[Dataset rows for apps and sites]
####################

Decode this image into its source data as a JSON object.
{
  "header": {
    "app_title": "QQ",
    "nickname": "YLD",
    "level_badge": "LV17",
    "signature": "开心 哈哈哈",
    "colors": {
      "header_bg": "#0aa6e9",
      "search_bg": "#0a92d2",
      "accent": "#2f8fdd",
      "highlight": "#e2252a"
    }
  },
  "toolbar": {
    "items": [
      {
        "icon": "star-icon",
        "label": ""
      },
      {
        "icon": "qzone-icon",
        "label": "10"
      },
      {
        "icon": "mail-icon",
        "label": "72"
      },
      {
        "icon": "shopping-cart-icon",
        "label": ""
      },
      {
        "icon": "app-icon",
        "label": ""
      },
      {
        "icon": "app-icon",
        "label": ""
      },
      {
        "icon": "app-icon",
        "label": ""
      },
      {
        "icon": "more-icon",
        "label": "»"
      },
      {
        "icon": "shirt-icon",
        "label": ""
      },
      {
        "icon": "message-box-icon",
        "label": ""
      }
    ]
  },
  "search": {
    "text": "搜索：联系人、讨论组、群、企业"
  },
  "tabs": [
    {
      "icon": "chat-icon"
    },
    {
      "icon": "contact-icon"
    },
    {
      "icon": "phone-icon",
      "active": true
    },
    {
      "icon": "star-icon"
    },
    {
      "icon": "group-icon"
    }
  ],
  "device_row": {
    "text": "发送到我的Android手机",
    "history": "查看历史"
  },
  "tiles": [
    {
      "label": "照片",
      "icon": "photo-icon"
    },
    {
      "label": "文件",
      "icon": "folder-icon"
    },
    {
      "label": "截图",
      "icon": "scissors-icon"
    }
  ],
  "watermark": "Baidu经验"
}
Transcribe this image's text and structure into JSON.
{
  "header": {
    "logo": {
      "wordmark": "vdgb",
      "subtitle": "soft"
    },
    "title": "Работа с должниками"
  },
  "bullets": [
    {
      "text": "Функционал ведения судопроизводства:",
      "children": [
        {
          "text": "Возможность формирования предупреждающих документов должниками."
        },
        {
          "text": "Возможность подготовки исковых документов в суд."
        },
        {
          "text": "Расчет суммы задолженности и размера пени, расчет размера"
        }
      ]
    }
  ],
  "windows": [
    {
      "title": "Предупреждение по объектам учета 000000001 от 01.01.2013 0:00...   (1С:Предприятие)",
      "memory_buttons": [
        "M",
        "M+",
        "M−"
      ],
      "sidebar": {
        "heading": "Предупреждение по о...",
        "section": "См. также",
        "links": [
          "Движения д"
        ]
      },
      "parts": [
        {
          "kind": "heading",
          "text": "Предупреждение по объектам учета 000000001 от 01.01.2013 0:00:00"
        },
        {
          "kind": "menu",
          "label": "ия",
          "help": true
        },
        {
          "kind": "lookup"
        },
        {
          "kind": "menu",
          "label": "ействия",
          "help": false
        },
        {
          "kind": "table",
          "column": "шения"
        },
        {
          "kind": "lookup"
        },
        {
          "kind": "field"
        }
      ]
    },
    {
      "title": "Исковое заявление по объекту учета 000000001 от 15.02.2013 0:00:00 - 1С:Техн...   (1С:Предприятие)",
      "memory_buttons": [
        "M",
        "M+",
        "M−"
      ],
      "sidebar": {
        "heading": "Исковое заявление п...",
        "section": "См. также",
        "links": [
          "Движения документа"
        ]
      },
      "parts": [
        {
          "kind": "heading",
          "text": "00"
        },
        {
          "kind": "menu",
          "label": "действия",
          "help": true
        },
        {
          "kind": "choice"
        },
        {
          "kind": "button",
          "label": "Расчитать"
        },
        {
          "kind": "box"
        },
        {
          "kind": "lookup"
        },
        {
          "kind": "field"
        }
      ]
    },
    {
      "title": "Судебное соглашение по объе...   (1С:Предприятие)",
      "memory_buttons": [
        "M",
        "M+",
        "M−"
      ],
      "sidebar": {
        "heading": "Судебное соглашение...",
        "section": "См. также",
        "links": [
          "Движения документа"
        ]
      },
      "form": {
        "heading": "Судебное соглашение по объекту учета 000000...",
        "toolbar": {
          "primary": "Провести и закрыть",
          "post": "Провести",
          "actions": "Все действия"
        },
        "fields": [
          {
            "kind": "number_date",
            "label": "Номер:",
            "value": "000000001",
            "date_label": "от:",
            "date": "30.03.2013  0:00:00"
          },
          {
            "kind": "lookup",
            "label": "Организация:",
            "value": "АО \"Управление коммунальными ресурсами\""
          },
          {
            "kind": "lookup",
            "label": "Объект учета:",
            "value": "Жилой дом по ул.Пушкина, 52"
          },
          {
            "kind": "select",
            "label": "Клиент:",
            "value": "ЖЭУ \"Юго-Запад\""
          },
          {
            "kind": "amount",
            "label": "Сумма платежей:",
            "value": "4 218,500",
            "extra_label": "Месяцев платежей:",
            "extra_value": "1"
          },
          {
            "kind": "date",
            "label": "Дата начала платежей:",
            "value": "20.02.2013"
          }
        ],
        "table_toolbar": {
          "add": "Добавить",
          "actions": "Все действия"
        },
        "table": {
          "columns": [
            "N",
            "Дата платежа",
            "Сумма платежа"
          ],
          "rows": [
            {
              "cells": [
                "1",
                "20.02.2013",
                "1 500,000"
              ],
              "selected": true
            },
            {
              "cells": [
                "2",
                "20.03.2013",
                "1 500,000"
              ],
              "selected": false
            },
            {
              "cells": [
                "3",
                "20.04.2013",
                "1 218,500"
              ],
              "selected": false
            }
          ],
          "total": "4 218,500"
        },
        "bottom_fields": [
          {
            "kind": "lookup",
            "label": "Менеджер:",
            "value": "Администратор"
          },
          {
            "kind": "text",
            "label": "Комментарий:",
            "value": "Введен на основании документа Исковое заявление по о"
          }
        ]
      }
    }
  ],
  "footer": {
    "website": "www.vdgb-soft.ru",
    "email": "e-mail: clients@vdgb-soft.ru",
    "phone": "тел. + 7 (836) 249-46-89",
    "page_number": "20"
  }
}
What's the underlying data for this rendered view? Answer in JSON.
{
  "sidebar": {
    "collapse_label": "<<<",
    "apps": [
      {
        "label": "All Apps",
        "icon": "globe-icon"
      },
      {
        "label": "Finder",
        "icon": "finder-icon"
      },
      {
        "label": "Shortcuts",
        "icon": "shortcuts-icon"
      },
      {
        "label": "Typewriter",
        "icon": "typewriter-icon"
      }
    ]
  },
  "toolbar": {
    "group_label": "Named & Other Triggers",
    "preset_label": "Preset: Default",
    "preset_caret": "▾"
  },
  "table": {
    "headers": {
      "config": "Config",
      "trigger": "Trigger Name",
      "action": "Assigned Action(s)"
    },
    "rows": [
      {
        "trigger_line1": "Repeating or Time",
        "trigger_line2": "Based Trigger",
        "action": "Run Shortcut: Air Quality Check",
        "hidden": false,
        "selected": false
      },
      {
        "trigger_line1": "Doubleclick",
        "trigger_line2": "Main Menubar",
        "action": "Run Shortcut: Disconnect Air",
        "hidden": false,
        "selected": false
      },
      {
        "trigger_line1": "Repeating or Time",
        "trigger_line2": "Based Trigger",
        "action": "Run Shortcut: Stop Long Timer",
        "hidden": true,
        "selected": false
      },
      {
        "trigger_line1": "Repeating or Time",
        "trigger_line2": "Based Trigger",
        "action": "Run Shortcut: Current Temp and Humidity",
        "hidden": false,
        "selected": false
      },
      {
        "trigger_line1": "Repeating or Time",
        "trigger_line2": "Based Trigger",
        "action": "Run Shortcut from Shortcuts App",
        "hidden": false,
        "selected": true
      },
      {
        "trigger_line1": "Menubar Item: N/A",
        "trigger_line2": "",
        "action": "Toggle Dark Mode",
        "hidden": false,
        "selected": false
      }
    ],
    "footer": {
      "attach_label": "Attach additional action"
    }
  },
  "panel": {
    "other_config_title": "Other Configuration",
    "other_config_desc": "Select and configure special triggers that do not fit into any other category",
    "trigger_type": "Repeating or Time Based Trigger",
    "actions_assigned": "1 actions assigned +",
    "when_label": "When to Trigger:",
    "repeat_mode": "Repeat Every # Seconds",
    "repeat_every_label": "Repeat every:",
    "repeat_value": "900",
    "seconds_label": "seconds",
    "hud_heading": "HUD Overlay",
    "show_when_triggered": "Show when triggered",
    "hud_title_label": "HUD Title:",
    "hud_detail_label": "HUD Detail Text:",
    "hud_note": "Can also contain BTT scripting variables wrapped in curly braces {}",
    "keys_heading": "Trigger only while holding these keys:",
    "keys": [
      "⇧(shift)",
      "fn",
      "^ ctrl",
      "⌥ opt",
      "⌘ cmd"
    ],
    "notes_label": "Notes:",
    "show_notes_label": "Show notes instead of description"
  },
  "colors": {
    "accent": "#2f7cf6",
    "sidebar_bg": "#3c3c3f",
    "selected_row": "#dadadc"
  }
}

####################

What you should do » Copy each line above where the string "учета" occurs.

Exercise result »
      "title": "Предупреждение по объектам учета 000000001 от 01.01.2013 0:00...   (1С:Предприятие)",
          "text": "Предупреждение по объектам учета 000000001 от 01.01.2013 0:00:00"
      "title": "Исковое заявление по объекту учета 000000001 от 15.02.2013 0:00:00 - 1С:Техн...   (1С:Предприятие)",
        "heading": "Судебное соглашение по объекту учета 000000...",
            "label": "Объект учета:",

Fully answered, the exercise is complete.